PROMPT >>
Repeat each of these records exactly.

Interface dataset entries
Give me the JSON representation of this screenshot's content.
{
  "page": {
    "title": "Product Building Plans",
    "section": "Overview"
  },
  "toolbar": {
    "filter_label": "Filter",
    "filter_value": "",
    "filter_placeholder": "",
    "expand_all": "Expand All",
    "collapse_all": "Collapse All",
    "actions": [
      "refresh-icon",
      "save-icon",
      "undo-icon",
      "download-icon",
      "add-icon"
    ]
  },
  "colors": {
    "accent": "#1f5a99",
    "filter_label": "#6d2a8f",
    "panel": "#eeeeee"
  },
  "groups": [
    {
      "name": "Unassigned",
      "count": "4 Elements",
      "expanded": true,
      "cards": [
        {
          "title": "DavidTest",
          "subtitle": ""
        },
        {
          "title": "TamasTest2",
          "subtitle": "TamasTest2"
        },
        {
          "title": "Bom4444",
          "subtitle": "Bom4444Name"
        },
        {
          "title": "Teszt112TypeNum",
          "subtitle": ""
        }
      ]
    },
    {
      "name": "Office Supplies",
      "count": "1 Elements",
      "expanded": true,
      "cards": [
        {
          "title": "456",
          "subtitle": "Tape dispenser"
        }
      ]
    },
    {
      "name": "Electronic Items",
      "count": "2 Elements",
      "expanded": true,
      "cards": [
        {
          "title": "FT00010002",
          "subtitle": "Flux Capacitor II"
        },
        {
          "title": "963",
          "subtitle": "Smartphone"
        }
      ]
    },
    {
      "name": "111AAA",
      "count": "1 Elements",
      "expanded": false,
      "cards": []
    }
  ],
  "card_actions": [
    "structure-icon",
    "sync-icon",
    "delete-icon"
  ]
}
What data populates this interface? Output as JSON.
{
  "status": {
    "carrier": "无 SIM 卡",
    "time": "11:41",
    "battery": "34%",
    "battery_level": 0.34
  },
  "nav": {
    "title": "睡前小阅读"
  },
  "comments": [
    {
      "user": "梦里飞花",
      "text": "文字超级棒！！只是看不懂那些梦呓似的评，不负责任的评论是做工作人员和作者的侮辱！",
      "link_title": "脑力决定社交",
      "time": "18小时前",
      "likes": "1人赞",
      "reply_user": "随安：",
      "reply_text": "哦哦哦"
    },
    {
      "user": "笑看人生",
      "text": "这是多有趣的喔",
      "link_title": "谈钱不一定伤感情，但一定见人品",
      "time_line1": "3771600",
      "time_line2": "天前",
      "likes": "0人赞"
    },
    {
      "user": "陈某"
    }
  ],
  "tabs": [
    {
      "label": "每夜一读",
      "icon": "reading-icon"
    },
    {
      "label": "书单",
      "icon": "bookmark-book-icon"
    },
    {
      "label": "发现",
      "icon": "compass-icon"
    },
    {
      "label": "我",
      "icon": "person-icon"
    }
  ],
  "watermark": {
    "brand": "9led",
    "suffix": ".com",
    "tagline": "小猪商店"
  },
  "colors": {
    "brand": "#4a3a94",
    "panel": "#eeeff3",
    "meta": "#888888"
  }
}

WRITTEN RESPONSE >>
Give me the JSON representation of this screenshot's content.
{
  "page": {
    "title": "Product Building Plans",
    "section": "Overview"
  },
  "toolbar": {
    "filter_label": "Filter",
    "filter_value": "",
    "filter_placeholder": "",
    "expand_all": "Expand All",
    "collapse_all": "Collapse All",
    "actions": [
      "refresh-icon",
      "save-icon",
      "undo-icon",
      "download-icon",
      "add-icon"
    ]
  },
  "colors": {
    "accent": "#1f5a99",
    "filter_label": "#6d2a8f",
    "panel": "#eeeeee"
  },
  "groups": [
    {
      "name": "Unassigned",
      "count": "4 Elements",
      "expanded": true,
      "cards": [
        {
          "title": "DavidTest",
          "subtitle": ""
        },
        {
          "title": "TamasTest2",
          "subtitle": "TamasTest2"
        },
        {
          "title": "Bom4444",
          "subtitle": "Bom4444Name"
        },
        {
          "title": "Teszt112TypeNum",
          "subtitle": ""
        }
      ]
    },
    {
      "name": "Office Supplies",
      "count": "1 Elements",
      "expanded": true,
      "cards": [
        {
          "title": "456",
          "subtitle": "Tape dispenser"
        }
      ]
    },
    {
      "name": "Electronic Items",
      "count": "2 Elements",
      "expanded": true,
      "cards": [
        {
          "title": "FT00010002",
          "subtitle": "Flux Capacitor II"
        },
        {
          "title": "963",
          "subtitle": "Smartphone"
        }
      ]
    },
    {
      "name": "111AAA",
      "count": "1 Elements",
      "expanded": false,
      "cards": []
    }
  ],
  "card_actions": [
    "structure-icon",
    "sync-icon",
    "delete-icon"
  ]
}
What data populates this interface? Output as JSON.
{
  "status": {
    "carrier": "无 SIM 卡",
    "time": "11:41",
    "battery": "34%",
    "battery_level": 0.34
  },
  "nav": {
    "title": "睡前小阅读"
  },
  "comments": [
    {
      "user": "梦里飞花",
      "text": "文字超级棒！！只是看不懂那些梦呓似的评，不负责任的评论是做工作人员和作者的侮辱！",
      "link_title": "脑力决定社交",
      "time": "18小时前",
      "likes": "1人赞",
      "reply_user": "随安：",
      "reply_text": "哦哦哦"
    },
    {
      "user": "笑看人生",
      "text": "这是多有趣的喔",
      "link_title": "谈钱不一定伤感情，但一定见人品",
      "time_line1": "3771600",
      "time_line2": "天前",
      "likes": "0人赞"
    },
    {
      "user": "陈某"
    }
  ],
  "tabs": [
    {
      "label": "每夜一读",
      "icon": "reading-icon"
    },
    {
      "label": "书单",
      "icon": "bookmark-book-icon"
    },
    {
      "label": "发现",
      "icon": "compass-icon"
    },
    {
      "label": "我",
      "icon": "person-icon"
    }
  ],
  "watermark": {
    "brand": "9led",
    "suffix": ".com",
    "tagline": "小猪商店"
  },
  "colors": {
    "brand": "#4a3a94",
    "panel": "#eeeff3",
    "meta": "#888888"
  }
}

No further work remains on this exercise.